The American Cancer Society estimates that more than 330,000 new cases of breast cancer will be diagnosed in women this year. It is the second most common cancer in American women after skin cancers. There is a 1 in 8 chance that a woman will develop breast cancer sometime in her life.
Breast cancer is also the second leading cause of cancer death in women after lung cancer. More than 43,000 women will die this year from breast cancer.
Breast cancer death rates have been relatively steady since 2007 in women younger than 50. They have continued to decrease in older women, dropping 1% each year from 2013 to 2018.
Early detection as the result of better screening techniques is believed to be one reason for the drop. One extremely powerful tool in the hunt for breast cancer is the mammogram.
What is a mammogram?
A mammogram is an X-ray picture of the breast that can help doctors find early signs of breast cancer. It is considered one of the best ways to detect breast cancer early, sometimes several years before it can be felt.
The U.S. Preventive Services Task Force recommends women get a mammogram every other year starting when they turn 50. Any woman with a close relative (parent, sibling, or child) who has had breast cancer should talk to their doctor about getting a mammogram earlier.
Screening mammograms are done when there are no symptoms or signs of cancer. These usually involve taking at least two images of each breast.
Diagnostic mammograms are done where there is evidence of breast cancer like a lump, breast pain, thickening of the skin of the breast, change in breast size, or nipple discharge. Diagnostic mammograms usually take longer and require more images.
Pros and cons
Early detection with screening mammograms has been shown to reduce the number of deaths from breast cancer in women from 40 to 74, especially for those over 50. There have been no studies to show the benefits of regular screening before 40.
Just like any health care procedure, patients need to talk with their doctors about the benefits and risks of any screening. While mammograms are a great tool, there are some risks to consider.

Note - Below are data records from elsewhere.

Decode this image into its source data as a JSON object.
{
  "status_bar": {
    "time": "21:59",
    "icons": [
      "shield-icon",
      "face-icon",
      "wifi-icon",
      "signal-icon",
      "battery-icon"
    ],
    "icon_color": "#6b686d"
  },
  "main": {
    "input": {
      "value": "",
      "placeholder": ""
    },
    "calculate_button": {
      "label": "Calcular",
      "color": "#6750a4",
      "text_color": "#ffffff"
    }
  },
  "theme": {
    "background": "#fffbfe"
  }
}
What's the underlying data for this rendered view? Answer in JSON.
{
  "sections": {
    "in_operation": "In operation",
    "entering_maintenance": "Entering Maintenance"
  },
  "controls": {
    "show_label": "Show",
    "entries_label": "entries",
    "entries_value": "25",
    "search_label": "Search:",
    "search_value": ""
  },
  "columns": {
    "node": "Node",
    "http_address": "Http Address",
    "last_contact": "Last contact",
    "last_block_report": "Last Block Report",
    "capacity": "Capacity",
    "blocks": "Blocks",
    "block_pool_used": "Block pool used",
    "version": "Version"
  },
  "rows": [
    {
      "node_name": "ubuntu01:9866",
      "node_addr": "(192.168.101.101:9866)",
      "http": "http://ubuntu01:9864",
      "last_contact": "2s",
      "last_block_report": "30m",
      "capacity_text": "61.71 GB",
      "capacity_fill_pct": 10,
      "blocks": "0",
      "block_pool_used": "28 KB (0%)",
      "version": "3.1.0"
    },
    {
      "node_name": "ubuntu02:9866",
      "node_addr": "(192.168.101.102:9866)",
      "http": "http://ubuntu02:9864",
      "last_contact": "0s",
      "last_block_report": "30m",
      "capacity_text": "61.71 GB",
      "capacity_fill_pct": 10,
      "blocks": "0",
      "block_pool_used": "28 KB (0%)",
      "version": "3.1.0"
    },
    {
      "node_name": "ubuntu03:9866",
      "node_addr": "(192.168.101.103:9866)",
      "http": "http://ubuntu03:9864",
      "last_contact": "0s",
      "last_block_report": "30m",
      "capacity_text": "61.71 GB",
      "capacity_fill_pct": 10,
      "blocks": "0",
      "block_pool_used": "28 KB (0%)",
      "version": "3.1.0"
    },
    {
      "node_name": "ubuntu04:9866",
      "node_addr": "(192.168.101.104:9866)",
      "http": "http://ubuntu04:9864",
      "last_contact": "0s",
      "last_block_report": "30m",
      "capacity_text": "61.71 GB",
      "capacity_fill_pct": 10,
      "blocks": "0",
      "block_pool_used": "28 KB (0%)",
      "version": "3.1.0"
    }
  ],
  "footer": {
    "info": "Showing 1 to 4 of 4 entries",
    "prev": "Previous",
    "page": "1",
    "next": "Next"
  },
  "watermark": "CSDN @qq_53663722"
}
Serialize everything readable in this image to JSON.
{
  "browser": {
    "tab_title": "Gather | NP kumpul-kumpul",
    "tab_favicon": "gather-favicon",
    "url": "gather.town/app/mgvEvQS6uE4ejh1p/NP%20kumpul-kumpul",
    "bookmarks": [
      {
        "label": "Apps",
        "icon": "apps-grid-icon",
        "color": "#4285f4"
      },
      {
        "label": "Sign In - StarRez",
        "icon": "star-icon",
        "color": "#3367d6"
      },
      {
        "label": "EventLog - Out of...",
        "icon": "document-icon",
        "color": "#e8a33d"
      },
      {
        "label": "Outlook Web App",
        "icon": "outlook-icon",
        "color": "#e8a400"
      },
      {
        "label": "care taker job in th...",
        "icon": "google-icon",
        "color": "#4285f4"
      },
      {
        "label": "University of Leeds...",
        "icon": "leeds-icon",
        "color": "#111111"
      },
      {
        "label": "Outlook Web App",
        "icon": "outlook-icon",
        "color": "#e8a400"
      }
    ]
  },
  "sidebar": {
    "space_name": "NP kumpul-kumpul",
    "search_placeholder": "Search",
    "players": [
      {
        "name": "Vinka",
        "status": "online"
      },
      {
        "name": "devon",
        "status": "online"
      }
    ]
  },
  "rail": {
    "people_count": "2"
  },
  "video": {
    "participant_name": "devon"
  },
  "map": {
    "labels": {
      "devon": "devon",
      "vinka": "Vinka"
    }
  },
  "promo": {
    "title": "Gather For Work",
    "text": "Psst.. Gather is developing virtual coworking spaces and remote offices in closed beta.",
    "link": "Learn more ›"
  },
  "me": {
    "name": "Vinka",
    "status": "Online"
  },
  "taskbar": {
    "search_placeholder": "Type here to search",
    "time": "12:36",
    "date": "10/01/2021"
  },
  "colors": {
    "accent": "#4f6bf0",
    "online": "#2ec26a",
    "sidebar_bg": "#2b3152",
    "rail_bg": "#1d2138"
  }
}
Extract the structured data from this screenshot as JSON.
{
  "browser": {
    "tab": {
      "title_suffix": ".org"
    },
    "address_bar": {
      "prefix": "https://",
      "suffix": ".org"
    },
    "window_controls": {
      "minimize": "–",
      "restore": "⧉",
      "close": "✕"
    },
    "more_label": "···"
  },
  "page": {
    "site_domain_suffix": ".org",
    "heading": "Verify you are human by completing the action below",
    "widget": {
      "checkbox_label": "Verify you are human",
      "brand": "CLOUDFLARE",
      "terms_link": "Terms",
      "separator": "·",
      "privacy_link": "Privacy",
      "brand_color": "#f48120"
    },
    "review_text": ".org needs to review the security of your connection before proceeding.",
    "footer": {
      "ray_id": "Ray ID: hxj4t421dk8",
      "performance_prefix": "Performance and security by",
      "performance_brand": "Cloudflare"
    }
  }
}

- False positives — Sometimes radiologists find an abnormality that is not cancer. Any anomaly should be followed up with a diagnostic mammogram, ultrasound, or biopsy. These false-positive results can lead to anxiety and are most common in younger women.
- Overdiagnosis and overtreatment — Some screening mammograms find noninvasive tumors in the lining of breast ducts called ductal carcinoma in situ (DCIS). It should be treated but it is not life threatening.
- False negatives — Cancer is missed in about 20% of the screening mammograms. This can lead to delays in treatment. This sometimes occurs when the woman has dense breasts.
- Not always lifesaving — Detection does not always result in a positive outcome. The cancer may have already spread, or the woman may have other life-threatening health conditions.
- Radiation — The amount of radiation from a mammogram is very small, but repeated exposure could cause cancer. The benefits often outweigh the risk, but it is important for the patient to speak with their doctor.
When you get a mammogram for the first time there are a few things you can do to prepare. Your mammogram may require follow-up with an ultrasound or a discussion with your doctor.
Here for your unique needs
Women have unique health needs at every stage of their lives — from adolescence to motherhood, and beyond! As we’ve read, women have a higher risk than men of developing breast cancer, heart disease, thyroid issues, and stroke. They need compassionate care that takes all these needs into account.
AltaMed’s experienced team of bilingual and caring doctors takes pride in keeping you healthy at every age, offering you personalized, discreet care for your physical and mental well-being.
Through the State of California’s Department of Health Care Services, the Every Woman Counts program (EWC) provides free early detection cancer screenings, including mammograms. Women who don’t qualify for free EWC screenings can ask about referrals for low-cost options.
Let our team of bilingual certified enrollment counselors help you explore program options that work best for you and your family.